[What you need to do] Output the data once more, exactly as given.

☆ ☆ ☆

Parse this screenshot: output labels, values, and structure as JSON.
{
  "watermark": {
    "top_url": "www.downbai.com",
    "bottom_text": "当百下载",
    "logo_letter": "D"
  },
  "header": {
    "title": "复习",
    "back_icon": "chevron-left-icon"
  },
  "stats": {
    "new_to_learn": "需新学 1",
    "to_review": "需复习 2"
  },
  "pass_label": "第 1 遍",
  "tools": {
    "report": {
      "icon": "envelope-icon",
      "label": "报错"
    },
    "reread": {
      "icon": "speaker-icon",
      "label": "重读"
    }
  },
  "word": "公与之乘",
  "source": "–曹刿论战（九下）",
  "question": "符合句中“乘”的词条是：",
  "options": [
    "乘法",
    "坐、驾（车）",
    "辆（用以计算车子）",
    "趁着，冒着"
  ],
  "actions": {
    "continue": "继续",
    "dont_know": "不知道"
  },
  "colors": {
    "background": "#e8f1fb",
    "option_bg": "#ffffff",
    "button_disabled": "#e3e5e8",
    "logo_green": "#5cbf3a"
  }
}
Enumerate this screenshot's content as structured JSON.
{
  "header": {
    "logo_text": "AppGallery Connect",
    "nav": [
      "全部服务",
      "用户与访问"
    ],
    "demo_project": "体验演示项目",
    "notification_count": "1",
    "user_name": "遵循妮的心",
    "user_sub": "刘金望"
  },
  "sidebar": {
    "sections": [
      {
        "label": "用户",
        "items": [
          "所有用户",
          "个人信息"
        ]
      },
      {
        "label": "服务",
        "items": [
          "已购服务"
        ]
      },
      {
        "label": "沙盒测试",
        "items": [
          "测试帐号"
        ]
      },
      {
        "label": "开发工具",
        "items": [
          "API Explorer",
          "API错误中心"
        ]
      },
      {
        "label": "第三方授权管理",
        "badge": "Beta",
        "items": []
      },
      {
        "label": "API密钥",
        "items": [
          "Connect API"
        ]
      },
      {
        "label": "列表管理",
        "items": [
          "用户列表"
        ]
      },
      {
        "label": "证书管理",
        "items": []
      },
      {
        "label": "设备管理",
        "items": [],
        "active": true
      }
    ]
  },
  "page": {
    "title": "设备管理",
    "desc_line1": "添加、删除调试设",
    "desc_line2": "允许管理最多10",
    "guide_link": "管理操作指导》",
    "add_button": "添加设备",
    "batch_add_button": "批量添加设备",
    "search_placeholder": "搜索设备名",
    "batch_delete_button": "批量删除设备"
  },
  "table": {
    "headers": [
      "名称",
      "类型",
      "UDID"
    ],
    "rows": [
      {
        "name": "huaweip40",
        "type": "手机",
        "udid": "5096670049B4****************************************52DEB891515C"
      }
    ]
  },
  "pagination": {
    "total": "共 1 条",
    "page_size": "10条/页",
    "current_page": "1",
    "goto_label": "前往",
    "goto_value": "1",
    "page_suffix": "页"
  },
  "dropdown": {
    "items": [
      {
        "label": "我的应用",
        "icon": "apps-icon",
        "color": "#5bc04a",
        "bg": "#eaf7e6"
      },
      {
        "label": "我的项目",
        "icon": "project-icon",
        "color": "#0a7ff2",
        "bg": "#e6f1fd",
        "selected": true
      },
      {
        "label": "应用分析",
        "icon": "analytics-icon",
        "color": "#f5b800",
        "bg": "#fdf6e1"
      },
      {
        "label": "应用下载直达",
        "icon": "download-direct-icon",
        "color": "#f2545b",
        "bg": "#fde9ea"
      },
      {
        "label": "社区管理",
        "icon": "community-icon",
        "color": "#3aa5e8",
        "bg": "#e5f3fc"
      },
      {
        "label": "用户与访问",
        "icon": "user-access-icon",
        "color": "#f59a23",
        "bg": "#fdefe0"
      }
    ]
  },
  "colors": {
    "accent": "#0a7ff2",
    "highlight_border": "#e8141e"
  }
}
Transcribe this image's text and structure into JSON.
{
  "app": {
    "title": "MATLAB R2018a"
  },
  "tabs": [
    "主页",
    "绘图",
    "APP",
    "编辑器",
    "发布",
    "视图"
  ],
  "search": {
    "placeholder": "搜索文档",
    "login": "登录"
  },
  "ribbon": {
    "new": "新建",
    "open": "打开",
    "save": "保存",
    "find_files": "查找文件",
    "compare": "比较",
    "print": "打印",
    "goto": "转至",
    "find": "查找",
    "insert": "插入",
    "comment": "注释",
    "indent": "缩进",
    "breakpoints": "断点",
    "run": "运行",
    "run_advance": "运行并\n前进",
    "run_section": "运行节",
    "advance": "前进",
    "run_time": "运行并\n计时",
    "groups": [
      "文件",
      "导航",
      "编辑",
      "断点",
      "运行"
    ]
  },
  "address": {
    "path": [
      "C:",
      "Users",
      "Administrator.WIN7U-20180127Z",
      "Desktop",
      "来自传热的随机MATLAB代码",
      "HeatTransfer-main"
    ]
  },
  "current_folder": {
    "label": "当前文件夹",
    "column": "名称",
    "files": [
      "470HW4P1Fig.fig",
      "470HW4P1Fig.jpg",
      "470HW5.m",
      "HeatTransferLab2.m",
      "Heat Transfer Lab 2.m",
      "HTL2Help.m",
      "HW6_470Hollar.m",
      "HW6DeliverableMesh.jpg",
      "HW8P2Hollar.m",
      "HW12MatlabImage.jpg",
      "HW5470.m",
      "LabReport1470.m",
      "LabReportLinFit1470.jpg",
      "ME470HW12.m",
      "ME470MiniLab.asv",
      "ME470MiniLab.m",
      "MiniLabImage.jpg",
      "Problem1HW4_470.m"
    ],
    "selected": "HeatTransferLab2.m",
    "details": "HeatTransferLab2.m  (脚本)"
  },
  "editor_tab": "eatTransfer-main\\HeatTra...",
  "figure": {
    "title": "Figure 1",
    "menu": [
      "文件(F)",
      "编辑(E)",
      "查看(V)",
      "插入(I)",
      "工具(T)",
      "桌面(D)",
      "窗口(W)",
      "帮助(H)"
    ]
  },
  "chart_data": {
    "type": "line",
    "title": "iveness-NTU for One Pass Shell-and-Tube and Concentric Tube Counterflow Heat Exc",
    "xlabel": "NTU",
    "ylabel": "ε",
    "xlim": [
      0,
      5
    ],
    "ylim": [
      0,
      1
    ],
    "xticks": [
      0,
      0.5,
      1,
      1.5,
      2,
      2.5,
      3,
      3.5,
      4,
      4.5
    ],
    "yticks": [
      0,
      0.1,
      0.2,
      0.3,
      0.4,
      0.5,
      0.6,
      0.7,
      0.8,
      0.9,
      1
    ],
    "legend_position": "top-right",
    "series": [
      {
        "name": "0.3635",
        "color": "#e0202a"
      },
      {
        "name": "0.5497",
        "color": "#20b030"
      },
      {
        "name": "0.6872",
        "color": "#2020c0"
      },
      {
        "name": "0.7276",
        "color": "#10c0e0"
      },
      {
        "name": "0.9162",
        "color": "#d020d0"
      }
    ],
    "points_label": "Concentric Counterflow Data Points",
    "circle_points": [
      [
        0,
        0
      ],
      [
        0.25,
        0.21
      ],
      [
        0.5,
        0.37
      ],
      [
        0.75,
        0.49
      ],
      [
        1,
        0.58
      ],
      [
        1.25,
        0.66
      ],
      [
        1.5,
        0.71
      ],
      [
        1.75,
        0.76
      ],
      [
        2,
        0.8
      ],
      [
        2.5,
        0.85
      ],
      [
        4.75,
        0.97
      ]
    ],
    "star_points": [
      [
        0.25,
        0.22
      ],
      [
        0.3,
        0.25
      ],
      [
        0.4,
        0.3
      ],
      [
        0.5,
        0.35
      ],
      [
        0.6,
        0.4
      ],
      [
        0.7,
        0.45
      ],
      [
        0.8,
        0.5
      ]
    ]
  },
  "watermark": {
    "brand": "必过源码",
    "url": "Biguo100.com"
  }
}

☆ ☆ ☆

[Response to this task]
Parse this screenshot: output labels, values, and structure as JSON.
{
  "watermark": {
    "top_url": "www.downbai.com",
    "bottom_text": "当百下载",
    "logo_letter": "D"
  },
  "header": {
    "title": "复习",
    "back_icon": "chevron-left-icon"
  },
  "stats": {
    "new_to_learn": "需新学 1",
    "to_review": "需复习 2"
  },
  "pass_label": "第 1 遍",
  "tools": {
    "report": {
      "icon": "envelope-icon",
      "label": "报错"
    },
    "reread": {
      "icon": "speaker-icon",
      "label": "重读"
    }
  },
  "word": "公与之乘",
  "source": "–曹刿论战（九下）",
  "question": "符合句中“乘”的词条是：",
  "options": [
    "乘法",
    "坐、驾（车）",
    "辆（用以计算车子）",
    "趁着，冒着"
  ],
  "actions": {
    "continue": "继续",
    "dont_know": "不知道"
  },
  "colors": {
    "background": "#e8f1fb",
    "option_bg": "#ffffff",
    "button_disabled": "#e3e5e8",
    "logo_green": "#5cbf3a"
  }
}
Enumerate this screenshot's content as structured JSON.
{
  "header": {
    "logo_text": "AppGallery Connect",
    "nav": [
      "全部服务",
      "用户与访问"
    ],
    "demo_project": "体验演示项目",
    "notification_count": "1",
    "user_name": "遵循妮的心",
    "user_sub": "刘金望"
  },
  "sidebar": {
    "sections": [
      {
        "label": "用户",
        "items": [
          "所有用户",
          "个人信息"
        ]
      },
      {
        "label": "服务",
        "items": [
          "已购服务"
        ]
      },
      {
        "label": "沙盒测试",
        "items": [
          "测试帐号"
        ]
      },
      {
        "label": "开发工具",
        "items": [
          "API Explorer",
          "API错误中心"
        ]
      },
      {
        "label": "第三方授权管理",
        "badge": "Beta",
        "items": []
      },
      {
        "label": "API密钥",
        "items": [
          "Connect API"
        ]
      },
      {
        "label": "列表管理",
        "items": [
          "用户列表"
        ]
      },
      {
        "label": "证书管理",
        "items": []
      },
      {
        "label": "设备管理",
        "items": [],
        "active": true
      }
    ]
  },
  "page": {
    "title": "设备管理",
    "desc_line1": "添加、删除调试设",
    "desc_line2": "允许管理最多10",
    "guide_link": "管理操作指导》",
    "add_button": "添加设备",
    "batch_add_button": "批量添加设备",
    "search_placeholder": "搜索设备名",
    "batch_delete_button": "批量删除设备"
  },
  "table": {
    "headers": [
      "名称",
      "类型",
      "UDID"
    ],
    "rows": [
      {
        "name": "huaweip40",
        "type": "手机",
        "udid": "5096670049B4****************************************52DEB891515C"
      }
    ]
  },
  "pagination": {
    "total": "共 1 条",
    "page_size": "10条/页",
    "current_page": "1",
    "goto_label": "前往",
    "goto_value": "1",
    "page_suffix": "页"
  },
  "dropdown": {
    "items": [
      {
        "label": "我的应用",
        "icon": "apps-icon",
        "color": "#5bc04a",
        "bg": "#eaf7e6"
      },
      {
        "label": "我的项目",
        "icon": "project-icon",
        "color": "#0a7ff2",
        "bg": "#e6f1fd",
        "selected": true
      },
      {
        "label": "应用分析",
        "icon": "analytics-icon",
        "color": "#f5b800",
        "bg": "#fdf6e1"
      },
      {
        "label": "应用下载直达",
        "icon": "download-direct-icon",
        "color": "#f2545b",
        "bg": "#fde9ea"
      },
      {
        "label": "社区管理",
        "icon": "community-icon",
        "color": "#3aa5e8",
        "bg": "#e5f3fc"
      },
      {
        "label": "用户与访问",
        "icon": "user-access-icon",
        "color": "#f59a23",
        "bg": "#fdefe0"
      }
    ]
  },
  "colors": {
    "accent": "#0a7ff2",
    "highlight_border": "#e8141e"
  }
}
Transcribe this image's text and structure into JSON.
{
  "app": {
    "title": "MATLAB R2018a"
  },
  "tabs": [
    "主页",
    "绘图",
    "APP",
    "编辑器",
    "发布",
    "视图"
  ],
  "search": {
    "placeholder": "搜索文档",
    "login": "登录"
  },
  "ribbon": {
    "new": "新建",
    "open": "打开",
    "save": "保存",
    "find_files": "查找文件",
    "compare": "比较",
    "print": "打印",
    "goto": "转至",
    "find": "查找",
    "insert": "插入",
    "comment": "注释",
    "indent": "缩进",
    "breakpoints": "断点",
    "run": "运行",
    "run_advance": "运行并\n前进",
    "run_section": "运行节",
    "advance": "前进",
    "run_time": "运行并\n计时",
    "groups": [
      "文件",
      "导航",
      "编辑",
      "断点",
      "运行"
    ]
  },
  "address": {
    "path": [
      "C:",
      "Users",
      "Administrator.WIN7U-20180127Z",
      "Desktop",
      "来自传热的随机MATLAB代码",
      "HeatTransfer-main"
    ]
  },
  "current_folder": {
    "label": "当前文件夹",
    "column": "名称",
    "files": [
      "470HW4P1Fig.fig",
      "470HW4P1Fig.jpg",
      "470HW5.m",
      "HeatTransferLab2.m",
      "Heat Transfer Lab 2.m",
      "HTL2Help.m",
      "HW6_470Hollar.m",
      "HW6DeliverableMesh.jpg",
      "HW8P2Hollar.m",
      "HW12MatlabImage.jpg",
      "HW5470.m",
      "LabReport1470.m",
      "LabReportLinFit1470.jpg",
      "ME470HW12.m",
      "ME470MiniLab.asv",
      "ME470MiniLab.m",
      "MiniLabImage.jpg",
      "Problem1HW4_470.m"
    ],
    "selected": "HeatTransferLab2.m",
    "details": "HeatTransferLab2.m  (脚本)"
  },
  "editor_tab": "eatTransfer-main\\HeatTra...",
  "figure": {
    "title": "Figure 1",
    "menu": [
      "文件(F)",
      "编辑(E)",
      "查看(V)",
      "插入(I)",
      "工具(T)",
      "桌面(D)",
      "窗口(W)",
      "帮助(H)"
    ]
  },
  "chart_data": {
    "type": "line",
    "title": "iveness-NTU for One Pass Shell-and-Tube and Concentric Tube Counterflow Heat Exc",
    "xlabel": "NTU",
    "ylabel": "ε",
    "xlim": [
      0,
      5
    ],
    "ylim": [
      0,
      1
    ],
    "xticks": [
      0,
      0.5,
      1,
      1.5,
      2,
      2.5,
      3,
      3.5,
      4,
      4.5
    ],
    "yticks": [
      0,
      0.1,
      0.2,
      0.3,
      0.4,
      0.5,
      0.6,
      0.7,
      0.8,
      0.9,
      1
    ],
    "legend_position": "top-right",
    "series": [
      {
        "name": "0.3635",
        "color": "#e0202a"
      },
      {
        "name": "0.5497",
        "color": "#20b030"
      },
      {
        "name": "0.6872",
        "color": "#2020c0"
      },
      {
        "name": "0.7276",
        "color": "#10c0e0"
      },
      {
        "name": "0.9162",
        "color": "#d020d0"
      }
    ],
    "points_label": "Concentric Counterflow Data Points",
    "circle_points": [
      [
        0,
        0
      ],
      [
        0.25,
        0.21
      ],
      [
        0.5,
        0.37
      ],
      [
        0.75,
        0.49
      ],
      [
        1,
        0.58
      ],
      [
        1.25,
        0.66
      ],
      [
        1.5,
        0.71
      ],
      [
        1.75,
        0.76
      ],
      [
        2,
        0.8
      ],
      [
        2.5,
        0.85
      ],
      [
        4.75,
        0.97
      ]
    ],
    "star_points": [
      [
        0.25,
        0.22
      ],
      [
        0.3,
        0.25
      ],
      [
        0.4,
        0.3
      ],
      [
        0.5,
        0.35
      ],
      [
        0.6,
        0.4
      ],
      [
        0.7,
        0.45
      ],
      [
        0.8,
        0.5
      ]
    ]
  },
  "watermark": {
    "brand": "必过源码",
    "url": "Biguo100.com"
  }
}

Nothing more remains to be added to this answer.